Based On An Idea...
For me, this magazine sums up everything which was great and unique about the Sam Coupé. No other computer could possibly have inspired a magazine like this one: a very polished, professional-looking, well-written A5 paper magazine, filled from cover to cover with the deepest, most hardcore technical articles you could ever imagine.
Sadly only two issues were ever produced.
The first thing that hits you when skimming through the issue is the quality of the presentation. Simon works as a professional journalist, and it shows: If there's one Sam magazine you'd show off to all your scornful neighbours, this has got to be it. It beats anything else I've seen, certainly including the copy of Crashed! which their editor was shoving up my nose last April. I mean wow, it's superb.
And then you notice the other outstanding feature - the outstanding features! What more would you expect from these people? An explanation of Sample routines from Stefan Drissen , the man who wrote the most famous MOD player in existence. The lowdown on the Z380 (a high speed, 16-bit processor compatible with SAM's programs) from Martin Rookyard , the man building the accelerator. An introduction to Dalmation, the Sam's very own bulletin board, from the person who operates it. A guide to Sam on the internet, from someone who writes for Net User. And even more articles, from well-informed people who really do know what they're talking about.
Admittedly this wouldn't be everyone's cup of tea - these articles get down into some really technical details, hugely more involved than anything you'll ever find anywhere else. Not for beginners; if this magazine had a column called "Machine Code for Wimps" it would not be a five-easy-lessons beginners' guide so much as an in-depth analysis of Windows systems, mouse control and graphical user interfaces. Nobody else has ever tried this approach, but it works an absolute treat, filling as it admirably does a gaping hole in the market. It has been said on numerous occasions that the Sam is a wonderful machine to work _with_, ideal for the somewhat unfashionable "hobbyist" view of a computer user. Based on an idea is the perfect compliment to that sort of computer use.

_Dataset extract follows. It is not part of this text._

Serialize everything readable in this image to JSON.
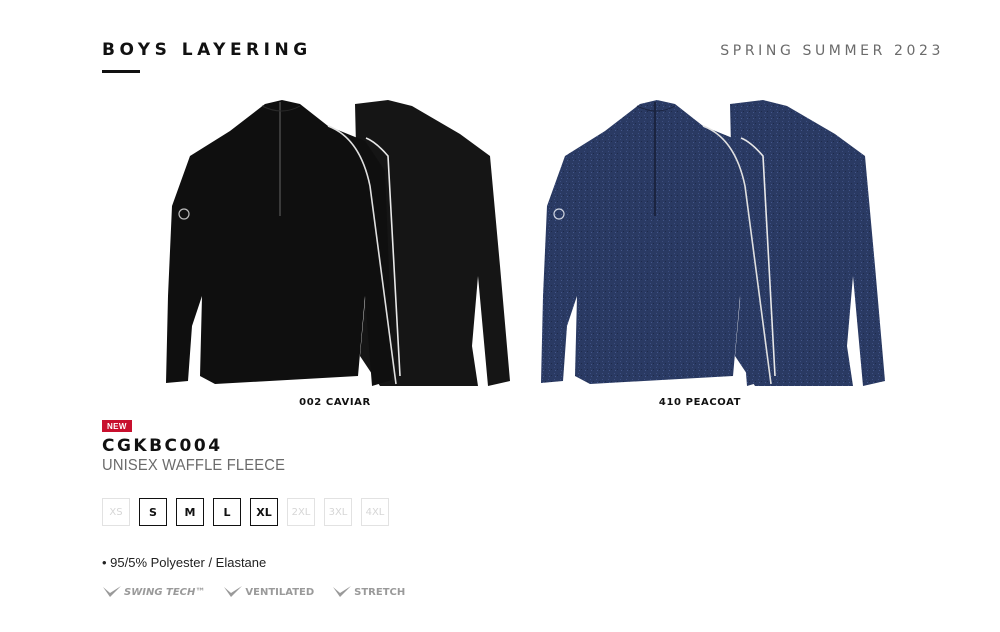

If you want a magazine full of, and I quote, "good, heavy, technical stuff" then this is undoubtably for you. If you want to know what projects people are getting up to, then this is for you. If you just want an entertaining, informative, interesting, intellectual read, buy Zodiac and then Based on an Idea - this should be an addition to everybody's shopping list, but not in preference to your usual magazines since it covers completely different ground and, sensibly, doesn't try to report the same things which are already in half a dozen other magazines. To sum up, it is a first class production which, given that there is any justice in the world, should quickly go from strength to strength. Unreservedly recommended.